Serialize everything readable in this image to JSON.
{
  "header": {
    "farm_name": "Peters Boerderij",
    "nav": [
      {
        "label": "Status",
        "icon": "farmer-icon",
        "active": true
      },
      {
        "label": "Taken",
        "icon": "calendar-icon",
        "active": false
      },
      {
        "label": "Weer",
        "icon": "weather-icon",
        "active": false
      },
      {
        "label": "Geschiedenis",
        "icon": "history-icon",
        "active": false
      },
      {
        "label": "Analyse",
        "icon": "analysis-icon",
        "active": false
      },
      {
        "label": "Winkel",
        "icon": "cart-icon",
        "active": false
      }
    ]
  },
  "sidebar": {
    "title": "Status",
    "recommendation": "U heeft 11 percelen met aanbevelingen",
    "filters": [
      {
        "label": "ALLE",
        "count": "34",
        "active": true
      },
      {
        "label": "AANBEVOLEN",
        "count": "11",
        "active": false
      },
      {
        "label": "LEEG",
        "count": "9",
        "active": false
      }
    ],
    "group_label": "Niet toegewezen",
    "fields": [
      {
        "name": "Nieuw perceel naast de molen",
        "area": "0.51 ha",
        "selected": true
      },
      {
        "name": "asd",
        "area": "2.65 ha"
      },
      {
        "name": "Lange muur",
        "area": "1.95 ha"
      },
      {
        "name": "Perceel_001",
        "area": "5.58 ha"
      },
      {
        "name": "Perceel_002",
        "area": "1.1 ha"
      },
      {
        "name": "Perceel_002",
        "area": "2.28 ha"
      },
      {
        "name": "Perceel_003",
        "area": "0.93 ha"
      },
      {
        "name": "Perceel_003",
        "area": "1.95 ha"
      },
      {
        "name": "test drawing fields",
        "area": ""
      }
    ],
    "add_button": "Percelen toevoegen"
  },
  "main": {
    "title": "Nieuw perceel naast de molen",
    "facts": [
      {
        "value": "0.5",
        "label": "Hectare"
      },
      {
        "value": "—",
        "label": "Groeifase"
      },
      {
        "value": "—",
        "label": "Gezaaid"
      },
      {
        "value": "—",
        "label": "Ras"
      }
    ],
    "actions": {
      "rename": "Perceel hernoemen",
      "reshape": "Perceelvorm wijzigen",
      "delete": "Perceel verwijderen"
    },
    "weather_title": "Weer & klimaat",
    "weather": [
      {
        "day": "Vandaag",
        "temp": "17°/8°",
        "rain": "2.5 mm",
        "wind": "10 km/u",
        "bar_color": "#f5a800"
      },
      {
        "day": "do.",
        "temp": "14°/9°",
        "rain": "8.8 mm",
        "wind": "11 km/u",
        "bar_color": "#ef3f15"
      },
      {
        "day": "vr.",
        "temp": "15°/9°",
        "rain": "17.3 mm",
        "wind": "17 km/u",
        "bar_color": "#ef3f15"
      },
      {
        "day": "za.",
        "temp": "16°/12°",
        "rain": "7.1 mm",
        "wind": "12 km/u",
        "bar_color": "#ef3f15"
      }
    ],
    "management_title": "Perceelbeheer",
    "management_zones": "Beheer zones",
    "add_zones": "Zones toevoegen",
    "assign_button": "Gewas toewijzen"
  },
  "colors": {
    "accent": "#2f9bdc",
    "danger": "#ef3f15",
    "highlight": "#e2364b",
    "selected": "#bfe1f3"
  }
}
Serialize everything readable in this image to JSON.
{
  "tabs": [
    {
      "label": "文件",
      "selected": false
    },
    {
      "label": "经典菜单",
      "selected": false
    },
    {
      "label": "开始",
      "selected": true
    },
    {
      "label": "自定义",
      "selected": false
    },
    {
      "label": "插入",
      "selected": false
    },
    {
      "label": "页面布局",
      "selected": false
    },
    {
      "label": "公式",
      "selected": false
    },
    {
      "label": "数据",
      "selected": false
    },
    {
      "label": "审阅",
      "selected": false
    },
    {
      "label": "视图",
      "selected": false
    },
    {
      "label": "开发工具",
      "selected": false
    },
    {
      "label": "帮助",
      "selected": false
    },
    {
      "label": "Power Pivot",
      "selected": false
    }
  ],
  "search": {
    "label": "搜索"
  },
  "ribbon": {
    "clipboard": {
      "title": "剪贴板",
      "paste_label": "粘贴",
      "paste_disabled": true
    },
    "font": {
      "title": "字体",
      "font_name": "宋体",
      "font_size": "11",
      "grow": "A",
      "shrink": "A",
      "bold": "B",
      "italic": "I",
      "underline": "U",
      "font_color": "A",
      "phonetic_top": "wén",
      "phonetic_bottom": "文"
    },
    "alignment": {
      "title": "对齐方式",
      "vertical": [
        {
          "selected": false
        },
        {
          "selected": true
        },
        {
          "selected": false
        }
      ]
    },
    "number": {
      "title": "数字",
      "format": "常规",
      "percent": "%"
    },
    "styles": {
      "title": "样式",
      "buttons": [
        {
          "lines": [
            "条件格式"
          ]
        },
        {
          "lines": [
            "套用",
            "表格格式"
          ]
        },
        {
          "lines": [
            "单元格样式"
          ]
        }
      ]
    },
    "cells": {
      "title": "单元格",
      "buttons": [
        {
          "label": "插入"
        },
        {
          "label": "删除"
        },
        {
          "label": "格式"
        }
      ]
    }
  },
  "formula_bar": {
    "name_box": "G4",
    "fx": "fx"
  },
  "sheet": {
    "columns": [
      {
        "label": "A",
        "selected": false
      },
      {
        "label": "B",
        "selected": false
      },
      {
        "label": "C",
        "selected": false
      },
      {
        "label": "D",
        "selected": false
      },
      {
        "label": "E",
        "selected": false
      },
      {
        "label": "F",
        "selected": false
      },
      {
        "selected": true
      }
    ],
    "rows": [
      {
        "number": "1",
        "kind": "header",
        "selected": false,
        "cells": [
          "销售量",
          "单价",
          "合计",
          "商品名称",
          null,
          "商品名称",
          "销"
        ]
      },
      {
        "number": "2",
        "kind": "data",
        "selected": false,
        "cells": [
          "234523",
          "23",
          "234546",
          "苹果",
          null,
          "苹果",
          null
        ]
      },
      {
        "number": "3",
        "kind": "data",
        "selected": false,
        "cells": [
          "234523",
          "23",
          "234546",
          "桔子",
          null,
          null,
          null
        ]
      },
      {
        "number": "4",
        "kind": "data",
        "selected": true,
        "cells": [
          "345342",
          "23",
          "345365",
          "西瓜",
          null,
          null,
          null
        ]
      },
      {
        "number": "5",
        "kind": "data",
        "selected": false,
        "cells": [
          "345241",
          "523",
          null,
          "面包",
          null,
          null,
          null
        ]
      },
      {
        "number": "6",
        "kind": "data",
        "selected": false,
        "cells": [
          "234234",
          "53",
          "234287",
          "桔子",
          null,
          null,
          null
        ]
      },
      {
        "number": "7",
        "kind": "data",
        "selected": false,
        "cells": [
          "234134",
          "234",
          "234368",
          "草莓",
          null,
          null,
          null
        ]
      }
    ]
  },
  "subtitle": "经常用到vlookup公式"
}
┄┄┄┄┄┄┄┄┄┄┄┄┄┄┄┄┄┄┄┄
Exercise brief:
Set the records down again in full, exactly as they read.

Output:
Serialize everything readable in this image to JSON.
{
  "header": {
    "farm_name": "Peters Boerderij",
    "nav": [
      {
        "label": "Status",
        "icon": "farmer-icon",
        "active": true
      },
      {
        "label": "Taken",
        "icon": "calendar-icon",
        "active": false
      },
      {
        "label": "Weer",
        "icon": "weather-icon",
        "active": false
      },
      {
        "label": "Geschiedenis",
        "icon": "history-icon",
        "active": false
      },
      {
        "label": "Analyse",
        "icon": "analysis-icon",
        "active": false
      },
      {
        "label": "Winkel",
        "icon": "cart-icon",
        "active": false
      }
    ]
  },
  "sidebar": {
    "title": "Status",
    "recommendation": "U heeft 11 percelen met aanbevelingen",
    "filters": [
      {
        "label": "ALLE",
        "count": "34",
        "active": true
      },
      {
        "label": "AANBEVOLEN",
        "count": "11",
        "active": false
      },
      {
        "label": "LEEG",
        "count": "9",
        "active": false
      }
    ],
    "group_label": "Niet toegewezen",
    "fields": [
      {
        "name": "Nieuw perceel naast de molen",
        "area": "0.51 ha",
        "selected": true
      },
      {
        "name": "asd",
        "area": "2.65 ha"
      },
      {
        "name": "Lange muur",
        "area": "1.95 ha"
      },
      {
        "name": "Perceel_001",
        "area": "5.58 ha"
      },
      {
        "name": "Perceel_002",
        "area": "1.1 ha"
      },
      {
        "name": "Perceel_002",
        "area": "2.28 ha"
      },
      {
        "name": "Perceel_003",
        "area": "0.93 ha"
      },
      {
        "name": "Perceel_003",
        "area": "1.95 ha"
      },
      {
        "name": "test drawing fields",
        "area": ""
      }
    ],
    "add_button": "Percelen toevoegen"
  },
  "main": {
    "title": "Nieuw perceel naast de molen",
    "facts": [
      {
        "value": "0.5",
        "label": "Hectare"
      },
      {
        "value": "—",
        "label": "Groeifase"
      },
      {
        "value": "—",
        "label": "Gezaaid"
      },
      {
        "value": "—",
        "label": "Ras"
      }
    ],
    "actions": {
      "rename": "Perceel hernoemen",
      "reshape": "Perceelvorm wijzigen",
      "delete": "Perceel verwijderen"
    },
    "weather_title": "Weer & klimaat",
    "weather": [
      {
        "day": "Vandaag",
        "temp": "17°/8°",
        "rain": "2.5 mm",
        "wind": "10 km/u",
        "bar_color": "#f5a800"
      },
      {
        "day": "do.",
        "temp": "14°/9°",
        "rain": "8.8 mm",
        "wind": "11 km/u",
        "bar_color": "#ef3f15"
      },
      {
        "day": "vr.",
        "temp": "15°/9°",
        "rain": "17.3 mm",
        "wind": "17 km/u",
        "bar_color": "#ef3f15"
      },
      {
        "day": "za.",
        "temp": "16°/12°",
        "rain": "7.1 mm",
        "wind": "12 km/u",
        "bar_color": "#ef3f15"
      }
    ],
    "management_title": "Perceelbeheer",
    "management_zones": "Beheer zones",
    "add_zones": "Zones toevoegen",
    "assign_button": "Gewas toewijzen"
  },
  "colors": {
    "accent": "#2f9bdc",
    "danger": "#ef3f15",
    "highlight": "#e2364b",
    "selected": "#bfe1f3"
  }
}
Serialize everything readable in this image to JSON.
{
  "tabs": [
    {
      "label": "文件",
      "selected": false
    },
    {
      "label": "经典菜单",
      "selected": false
    },
    {
      "label": "开始",
      "selected": true
    },
    {
      "label": "自定义",
      "selected": false
    },
    {
      "label": "插入",
      "selected": false
    },
    {
      "label": "页面布局",
      "selected": false
    },
    {
      "label": "公式",
      "selected": false
    },
    {
      "label": "数据",
      "selected": false
    },
    {
      "label": "审阅",
      "selected": false
    },
    {
      "label": "视图",
      "selected": false
    },
    {
      "label": "开发工具",
      "selected": false
    },
    {
      "label": "帮助",
      "selected": false
    },
    {
      "label": "Power Pivot",
      "selected": false
    }
  ],
  "search": {
    "label": "搜索"
  },
  "ribbon": {
    "clipboard": {
      "title": "剪贴板",
      "paste_label": "粘贴",
      "paste_disabled": true
    },
    "font": {
      "title": "字体",
      "font_name": "宋体",
      "font_size": "11",
      "grow": "A",
      "shrink": "A",
      "bold": "B",
      "italic": "I",
      "underline": "U",
      "font_color": "A",
      "phonetic_top": "wén",
      "phonetic_bottom": "文"
    },
    "alignment": {
      "title": "对齐方式",
      "vertical": [
        {
          "selected": false
        },
        {
          "selected": true
        },
        {
          "selected": false
        }
      ]
    },
    "number": {
      "title": "数字",
      "format": "常规",
      "percent": "%"
    },
    "styles": {
      "title": "样式",
      "buttons": [
        {
          "lines": [
            "条件格式"
          ]
        },
        {
          "lines": [
            "套用",
            "表格格式"
          ]
        },
        {
          "lines": [
            "单元格样式"
          ]
        }
      ]
    },
    "cells": {
      "title": "单元格",
      "buttons": [
        {
          "label": "插入"
        },
        {
          "label": "删除"
        },
        {
          "label": "格式"
        }
      ]
    }
  },
  "formula_bar": {
    "name_box": "G4",
    "fx": "fx"
  },
  "sheet": {
    "columns": [
      {
        "label": "A",
        "selected": false
      },
      {
        "label": "B",
        "selected": false
      },
      {
        "label": "C",
        "selected": false
      },
      {
        "label": "D",
        "selected": false
      },
      {
        "label": "E",
        "selected": false
      },
      {
        "label": "F",
        "selected": false
      },
      {
        "selected": true
      }
    ],
    "rows": [
      {
        "number": "1",
        "kind": "header",
        "selected": false,
        "cells": [
          "销售量",
          "单价",
          "合计",
          "商品名称",
          null,
          "商品名称",
          "销"
        ]
      },
      {
        "number": "2",
        "kind": "data",
        "selected": false,
        "cells": [
          "234523",
          "23",
          "234546",
          "苹果",
          null,
          "苹果",
          null
        ]
      },
      {
        "number": "3",
        "kind": "data",
        "selected": false,
        "cells": [
          "234523",
          "23",
          "234546",
          "桔子",
          null,
          null,
          null
        ]
      },
      {
        "number": "4",
        "kind": "data",
        "selected": true,
        "cells": [
          "345342",
          "23",
          "345365",
          "西瓜",
          null,
          null,
          null
        ]
      },
      {
        "number": "5",
        "kind": "data",
        "selected": false,
        "cells": [
          "345241",
          "523",
          null,
          "面包",
          null,
          null,
          null
        ]
      },
      {
        "number": "6",
        "kind": "data",
        "selected": false,
        "cells": [
          "234234",
          "53",
          "234287",
          "桔子",
          null,
          null,
          null
        ]
      },
      {
        "number": "7",
        "kind": "data",
        "selected": false,
        "cells": [
          "234134",
          "234",
          "234368",
          "草莓",
          null,
          null,
          null
        ]
      }
    ]
  },
  "subtitle": "经常用到vlookup公式"
}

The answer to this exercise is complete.